The new spending exception would be an alternative to the current six-month spending exception, which most issuers complain is too short, and to the two-year spending exception, which many bond market participants have complained is too complex and unworkable because of the tax laws that established it. The 18-month spending exception is broader than the two year rule because it applies to most issuers and financings rather than to just issuers of governmental and 501(c)(3) bonds that finance construction.
Cross said the IRS has the authority to propose the new spending exception because Congress authorized it in 1986 to develop safe harbors providing issuers with some exemptions to the rebate requirements. At the same time, the rules would simplify the mechanics of the two-year rule.
The rules also would make it easier for issuers to comply with rebate requirements when they could not qualify for an exemption from them. The rules would allow issuers of fixed-rate bonds, for example, to determine their bond yield for arbitrage purposes at the time of issuance, taking into account reasonably expected redemptions. Under the existing rules, issuers may have to recalculate their bond yields when bonds are called or redeemed early.
The proposed rules would ease restrictions on the eligibility of credit enhancement providers. They would also ease the extent to which fees for credit enhancement can be treated as interest on bonds that would increase the issuer's bond yield for arbitrage purposes.

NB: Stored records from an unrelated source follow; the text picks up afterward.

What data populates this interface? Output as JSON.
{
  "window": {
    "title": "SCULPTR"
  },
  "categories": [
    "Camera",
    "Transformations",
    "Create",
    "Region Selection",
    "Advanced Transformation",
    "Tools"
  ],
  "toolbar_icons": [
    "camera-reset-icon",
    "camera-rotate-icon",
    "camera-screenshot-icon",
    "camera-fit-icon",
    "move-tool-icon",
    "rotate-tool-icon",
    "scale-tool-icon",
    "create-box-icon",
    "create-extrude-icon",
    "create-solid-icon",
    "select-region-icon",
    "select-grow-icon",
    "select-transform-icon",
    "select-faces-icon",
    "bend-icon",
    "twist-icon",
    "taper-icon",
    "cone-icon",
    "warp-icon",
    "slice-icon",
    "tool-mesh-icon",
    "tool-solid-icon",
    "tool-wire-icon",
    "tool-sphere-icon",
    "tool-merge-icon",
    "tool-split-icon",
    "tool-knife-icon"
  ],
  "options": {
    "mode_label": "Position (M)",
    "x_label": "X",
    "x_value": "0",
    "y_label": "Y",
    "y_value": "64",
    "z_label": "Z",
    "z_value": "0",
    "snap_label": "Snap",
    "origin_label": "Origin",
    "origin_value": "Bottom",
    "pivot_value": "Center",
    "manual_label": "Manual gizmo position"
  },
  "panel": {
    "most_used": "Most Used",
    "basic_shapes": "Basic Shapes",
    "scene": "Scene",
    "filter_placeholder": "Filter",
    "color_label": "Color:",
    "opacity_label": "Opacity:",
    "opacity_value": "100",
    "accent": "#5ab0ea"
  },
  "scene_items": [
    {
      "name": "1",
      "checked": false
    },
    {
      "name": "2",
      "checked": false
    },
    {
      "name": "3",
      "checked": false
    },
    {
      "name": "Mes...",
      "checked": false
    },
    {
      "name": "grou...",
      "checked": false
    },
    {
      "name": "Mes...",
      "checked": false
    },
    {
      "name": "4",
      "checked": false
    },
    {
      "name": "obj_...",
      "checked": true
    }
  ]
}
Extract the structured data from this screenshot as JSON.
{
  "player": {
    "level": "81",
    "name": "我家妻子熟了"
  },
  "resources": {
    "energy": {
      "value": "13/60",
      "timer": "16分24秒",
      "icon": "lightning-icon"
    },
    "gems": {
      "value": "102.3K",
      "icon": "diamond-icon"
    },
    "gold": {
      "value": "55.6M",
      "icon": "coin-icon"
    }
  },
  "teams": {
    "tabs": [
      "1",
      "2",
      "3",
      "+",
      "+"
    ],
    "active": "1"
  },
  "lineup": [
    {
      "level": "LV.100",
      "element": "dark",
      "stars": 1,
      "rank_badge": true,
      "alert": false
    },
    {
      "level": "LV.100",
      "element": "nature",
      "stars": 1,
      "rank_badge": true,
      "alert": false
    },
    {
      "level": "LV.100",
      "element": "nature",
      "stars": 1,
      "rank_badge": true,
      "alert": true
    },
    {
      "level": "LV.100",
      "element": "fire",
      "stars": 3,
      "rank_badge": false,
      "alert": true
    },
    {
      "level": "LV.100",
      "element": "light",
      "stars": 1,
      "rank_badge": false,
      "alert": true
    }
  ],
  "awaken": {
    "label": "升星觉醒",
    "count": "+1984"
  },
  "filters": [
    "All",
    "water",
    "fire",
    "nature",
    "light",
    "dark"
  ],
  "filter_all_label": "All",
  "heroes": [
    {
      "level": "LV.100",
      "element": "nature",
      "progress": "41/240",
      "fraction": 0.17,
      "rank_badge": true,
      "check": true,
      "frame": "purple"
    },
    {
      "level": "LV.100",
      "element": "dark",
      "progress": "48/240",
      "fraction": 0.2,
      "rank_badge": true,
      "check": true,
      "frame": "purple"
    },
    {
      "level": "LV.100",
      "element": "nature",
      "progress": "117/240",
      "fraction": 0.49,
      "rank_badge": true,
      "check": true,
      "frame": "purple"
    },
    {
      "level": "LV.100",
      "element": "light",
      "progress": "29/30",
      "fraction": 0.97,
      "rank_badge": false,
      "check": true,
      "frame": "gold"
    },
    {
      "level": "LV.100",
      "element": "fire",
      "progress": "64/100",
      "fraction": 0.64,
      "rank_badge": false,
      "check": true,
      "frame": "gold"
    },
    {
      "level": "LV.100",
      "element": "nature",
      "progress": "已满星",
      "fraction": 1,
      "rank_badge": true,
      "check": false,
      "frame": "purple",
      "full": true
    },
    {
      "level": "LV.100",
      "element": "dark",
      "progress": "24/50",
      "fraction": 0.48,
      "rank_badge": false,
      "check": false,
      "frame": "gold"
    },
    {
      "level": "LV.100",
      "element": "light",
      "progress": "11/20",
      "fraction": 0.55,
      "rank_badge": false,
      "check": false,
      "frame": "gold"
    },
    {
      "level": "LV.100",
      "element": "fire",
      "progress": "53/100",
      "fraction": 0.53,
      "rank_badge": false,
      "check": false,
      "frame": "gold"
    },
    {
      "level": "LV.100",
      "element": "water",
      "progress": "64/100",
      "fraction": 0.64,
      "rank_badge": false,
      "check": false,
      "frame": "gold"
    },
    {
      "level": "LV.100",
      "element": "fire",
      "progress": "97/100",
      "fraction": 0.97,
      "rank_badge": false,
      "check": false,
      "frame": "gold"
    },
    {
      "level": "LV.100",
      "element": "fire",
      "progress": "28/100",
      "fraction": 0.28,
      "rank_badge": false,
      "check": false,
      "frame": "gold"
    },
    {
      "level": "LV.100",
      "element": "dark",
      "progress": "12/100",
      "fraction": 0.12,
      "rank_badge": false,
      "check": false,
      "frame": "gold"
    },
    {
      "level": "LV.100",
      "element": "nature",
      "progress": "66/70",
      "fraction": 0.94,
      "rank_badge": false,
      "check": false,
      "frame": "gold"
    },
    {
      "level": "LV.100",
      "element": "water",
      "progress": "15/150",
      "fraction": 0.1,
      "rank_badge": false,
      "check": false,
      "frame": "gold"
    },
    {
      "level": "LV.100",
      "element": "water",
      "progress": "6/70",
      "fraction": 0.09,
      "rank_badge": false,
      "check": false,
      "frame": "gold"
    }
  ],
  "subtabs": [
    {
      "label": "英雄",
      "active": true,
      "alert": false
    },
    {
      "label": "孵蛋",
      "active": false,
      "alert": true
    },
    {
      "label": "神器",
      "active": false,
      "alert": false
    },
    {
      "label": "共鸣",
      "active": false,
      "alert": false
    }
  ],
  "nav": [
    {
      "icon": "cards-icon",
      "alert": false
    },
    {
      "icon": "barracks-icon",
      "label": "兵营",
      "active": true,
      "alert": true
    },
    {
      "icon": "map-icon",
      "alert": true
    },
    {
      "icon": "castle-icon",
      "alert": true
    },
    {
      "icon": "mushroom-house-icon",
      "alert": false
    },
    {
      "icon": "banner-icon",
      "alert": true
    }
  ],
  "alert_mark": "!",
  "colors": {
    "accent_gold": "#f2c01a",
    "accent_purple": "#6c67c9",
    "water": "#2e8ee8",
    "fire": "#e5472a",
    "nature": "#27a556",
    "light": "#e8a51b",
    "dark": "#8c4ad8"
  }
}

The rules would simplify the requirements for the valuation of bonds or investments for plain-vanilla deals. Issuers that needed to value their bonds every five years for rebate computations, for example, could use the outstanding principal amount of the bonds as long as they were not issued at a premium or discount.

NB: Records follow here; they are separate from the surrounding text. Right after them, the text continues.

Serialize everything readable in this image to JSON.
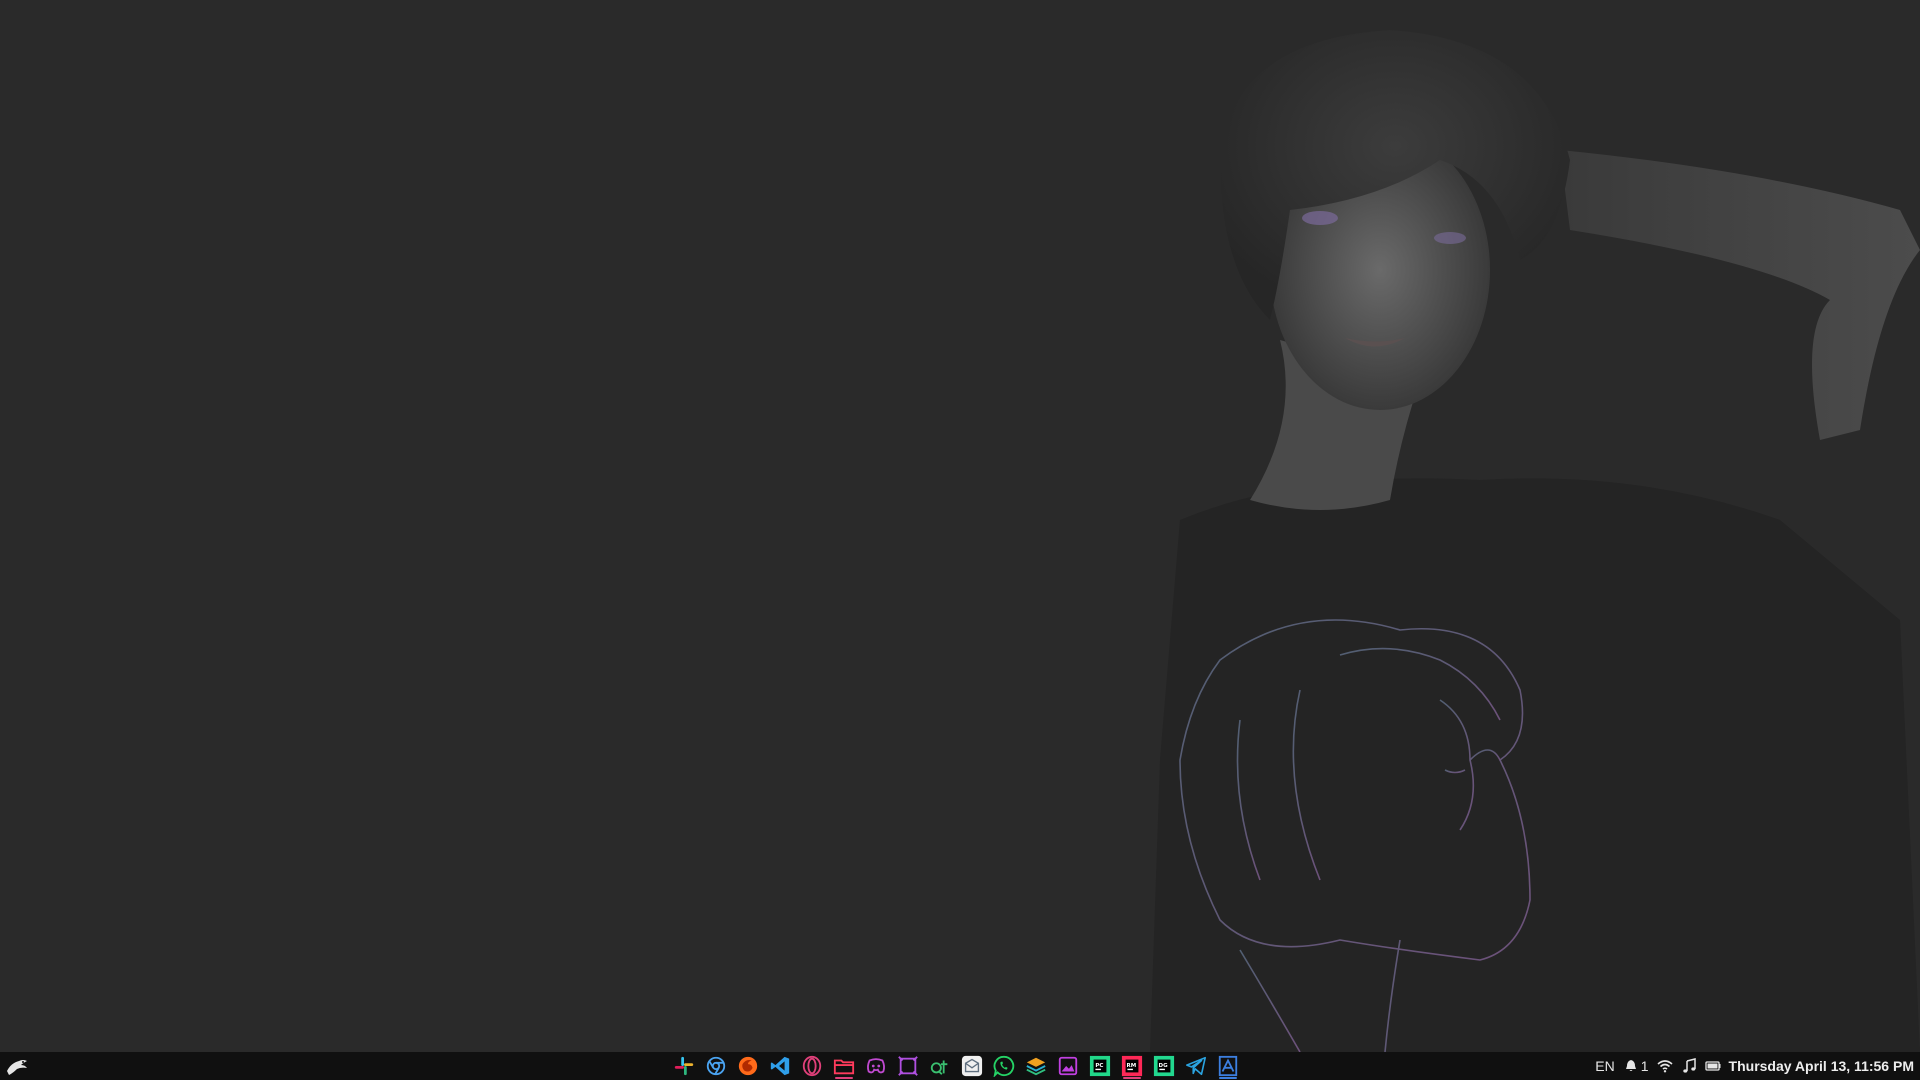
{
  "desktop": {
    "wallpaper": "anime-girl-wallpaper",
    "background_color": "#2a2a2a"
  },
  "taskbar": {
    "start_icon": "eagle-menu-icon",
    "dock_apps": [
      {
        "name": "slack",
        "icon": "slack-icon",
        "color": "#e01e5a",
        "active": false
      },
      {
        "name": "chrome",
        "icon": "chrome-icon",
        "color": "#4aa3f0",
        "active": false
      },
      {
        "name": "firefox",
        "icon": "firefox-icon",
        "color": "#ff6a1a",
        "active": false
      },
      {
        "name": "vscode",
        "icon": "vscode-icon",
        "color": "#2f9fea",
        "active": false
      },
      {
        "name": "opera",
        "icon": "opera-icon",
        "color": "#e0407a",
        "active": false
      },
      {
        "name": "files",
        "icon": "folder-icon",
        "color": "#ff3b5c",
        "active": true
      },
      {
        "name": "discord",
        "icon": "discord-icon",
        "color": "#c04ad0",
        "active": false
      },
      {
        "name": "qt-designer",
        "icon": "qt-designer-icon",
        "color": "#b050e0",
        "active": false
      },
      {
        "name": "qt-creator",
        "icon": "qt-creator-icon",
        "color": "#3ac070",
        "active": false
      },
      {
        "name": "mail",
        "icon": "mail-icon",
        "color": "#ffffff",
        "active": false
      },
      {
        "name": "whatsapp",
        "icon": "whatsapp-icon",
        "color": "#25d366",
        "active": false
      },
      {
        "name": "layers",
        "icon": "layers-icon",
        "color": "#f0a020",
        "active": false
      },
      {
        "name": "image-viewer",
        "icon": "image-viewer-icon",
        "color": "#c040e0",
        "active": false
      },
      {
        "name": "pycharm",
        "icon": "pycharm-icon",
        "color": "#21d789",
        "active": false
      },
      {
        "name": "rubymine",
        "icon": "rubymine-icon",
        "color": "#fe2857",
        "active": true
      },
      {
        "name": "datagrip",
        "icon": "datagrip-icon",
        "color": "#22d88f",
        "active": false
      },
      {
        "name": "telegram",
        "icon": "telegram-icon",
        "color": "#2aa3e0",
        "active": false
      },
      {
        "name": "document-viewer",
        "icon": "document-viewer-icon",
        "color": "#3c7fe0",
        "active": true
      }
    ]
  },
  "tray": {
    "keyboard_layout": "EN",
    "notification_count": "1",
    "notification_icon": "bell-icon",
    "wifi_icon": "wifi-icon",
    "music_icon": "music-note-icon",
    "battery_icon": "battery-icon",
    "clock": "Thursday April 13, 11:56 PM"
  }
}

The rules would ease yield restriction requirements and help integrate them with rebate requirements by allowing certain issuers to make payments to the IRS or the Treasury to reduce their bond yield in lieu of yield-restricting their investments. This rule would apply for specific financings in which yield restriction is difficult, such as variable-rate bonds and student loan bonds.
In its rewrite of the arbitrage rules, the IRS also eliminated or significantly modified some of the rules it had recently issued that bond market participants had complained were too confusing or too tough.
For example, the reimbursement rules issued in final form late last year would be shortened to about six pages from more than 20 and would be significantly simplified. They also would be expanded to apply to all issuers, not just issuers of governmental and 501 (c)(3) bonds.
An issuer would have up to 60 days after making an expenditure to issue a resolution of official intent to issue bonds to reimburse itself for the expenditure. The issuer would have to reimburse itself within 18 months of when the expenditure was paid or the project was placed in service, whichever was later. The reimbursement could not be made later than three years after the project was placed in service.
Small issuers and small reimbursements would be provided with relief from these general rules.
The proposed rules also would change refunding rules that were made final only six months ago. The new rules, for example, would completely drop an after-arising replacement amounts rule that had been aimed at halting so-called window refundings but that had caused confusion among bond lawyers. Window refundings would be restricted, instead, under broad anti-abuse rules.
The proposed rules would eliminate many of the detailed provisions of the existing rules that were aimed at halting specific abuses in the overall bond market, and would instead replace these provisions with broad anti-abuse rules.
One of the anti-abuse rules - a broader version of the existing artifice and device rule - would treat as taxable some of the advance refundings that involve yield-blending, which are currently being done to save issuers' refundings from negative arbitrage in today's market.
While these are proposed rules, the IRS "is actively considering published guidance under the existing artifice and device rule" that could retroactively stop such transactions, an IRS official said.
Another proposed anti-abuse rule in the package would severely restrict so-called asset sales transactions, in which the underlying loan obligations of tax-exempt bond issues are sold as tax-exempt obligations.
The proposed arbitrage rules cover certain hedging transactions such as interest rate swap transactions. The rules would allow issuers involved in swap transactions, in which the swap agreement closely matched the underlying bonds, to take into account the net payments on the swap in determining their bond yield for arbitrage purposes.
The rules would allow issuers to recover overpayments of arbitrage before the bonds matured, as long as the issuer could demonstrate that it deserved the refund. The existing rules say issuers cannot get refunds until after the bonds are paid.
The rules propose a new definition of "issue" for arbitrage purposes, in the hope that it will lead to an overall definition of issue that can be used for all bond regulations, Cross said.
Under the new definition, two or more obligations would be treated as part of the same bond issue if they were: * Sold or issued at substantially the same time, meaning within 15 days. * Sold pursuant to the same plan of financing. * Payable from the same source of funds without regard to credit enhancement.
Taxable and tax-exempt issues generally would be treated as separate issues under the definition, Cross said.